The HS&B project is led by Dr. Warren (University of Minnesota), Dr. Chandra Muller (University of Texas at Austin), Dr. Eric Grodsky (University of Wisconsin-Madison), and Dr. Jennifer Manly (Columbia University). Dr. Ryan Demmer (University of Minnesota School of Public Health) is leading the microbiome portion of the study.
Alzheimer’s disease, an irreversible brain disorder that slowly inhibits memory and thinking skills, is the sixth leading cause of death in the U.S., according to the Alzheimer’s Association. About 5.8 million Americans are currently living with the disease, and that number is projected to grow to nearly 14 million by 2050. Worldwide, approximately 50 million people live with some form of dementia.
Population health research is a primary focus of MPC, a University-wide center that supports interdisciplinary population dynamics research. MPC provides an intellectual home and a high level of research support to roughly 200 faculty, staff, and graduate students at the University.
This research is supported by the National Institute On Aging of the National Institutes of Health under Award Number R01AG058719.
Stress eating contributes to being overweight. MPC Member Chalandra Bryant’s new project addresses the need for a shift in current thinking about (and to change current approaches to) programs aimed at reducing the risk for being over-weight and obese. Although stress is intricately tied to obesity, to date the implementation and evaluation of obesity prevention/intervention programs have been limited by ignoring potential proximal stressors such as family relations. Outdated paradigms fail to acknowledge how integral subsystems within the family can serve as agents for promoting or inhibiting stress, which in turn may exacerbate or ameliorate weight gain. This study differs greatly from studies of weight/obesity that focus on helping families prepare healthy meals together or even exercise together. Such studies, by their nature/structure, are working with family members who have positive relationships. This is the critical difference of this study: it focuses on couples experiencing relational discord. The goal is to examine associations between poor marital functioning, affect, and stress eating behaviors. Because African American’s report higher rates of marital dissatisfaction, including thinking about divorce, and higher rates of obesity than their White peers, the project will focus on this population. The researchers will test the effect that two competing interventions--(1) PREP, Prevention & Relationship Enhancement Program and (2) Virtual Reality (VR) Exposure to Nature--have on those associations. To accomplish this goal, they will collect pre- and post-intervention data about marital functioning, affect, and emotion-driven stress eating. Data will be collected in the form of questionnaires and ecological momentary assessments.

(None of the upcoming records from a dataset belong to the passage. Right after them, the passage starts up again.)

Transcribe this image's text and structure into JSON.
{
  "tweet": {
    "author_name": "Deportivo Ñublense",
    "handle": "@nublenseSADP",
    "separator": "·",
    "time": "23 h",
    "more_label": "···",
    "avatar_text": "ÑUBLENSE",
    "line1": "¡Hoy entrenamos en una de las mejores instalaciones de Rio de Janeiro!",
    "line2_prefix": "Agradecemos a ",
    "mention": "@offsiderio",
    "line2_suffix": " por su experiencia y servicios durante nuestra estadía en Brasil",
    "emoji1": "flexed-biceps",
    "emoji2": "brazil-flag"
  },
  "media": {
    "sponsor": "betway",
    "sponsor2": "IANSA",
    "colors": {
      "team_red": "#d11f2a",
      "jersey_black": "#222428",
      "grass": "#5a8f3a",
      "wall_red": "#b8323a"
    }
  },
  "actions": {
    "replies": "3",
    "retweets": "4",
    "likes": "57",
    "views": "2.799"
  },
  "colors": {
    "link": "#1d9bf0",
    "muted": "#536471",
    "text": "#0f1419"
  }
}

New research from MPC Postdoc Huiyun Kim argues that local administrative practices of managing a waitlist disadvantage residentially unstable applicants. Further, Dr. Kim's analysis reveals that among those who are income-eligible for program participation, poorer individuals have a greater likelihood of experiencing residential instability, thus compounding their disadvantage in the competition for a housing voucher. Read more in Housing Policy Debate.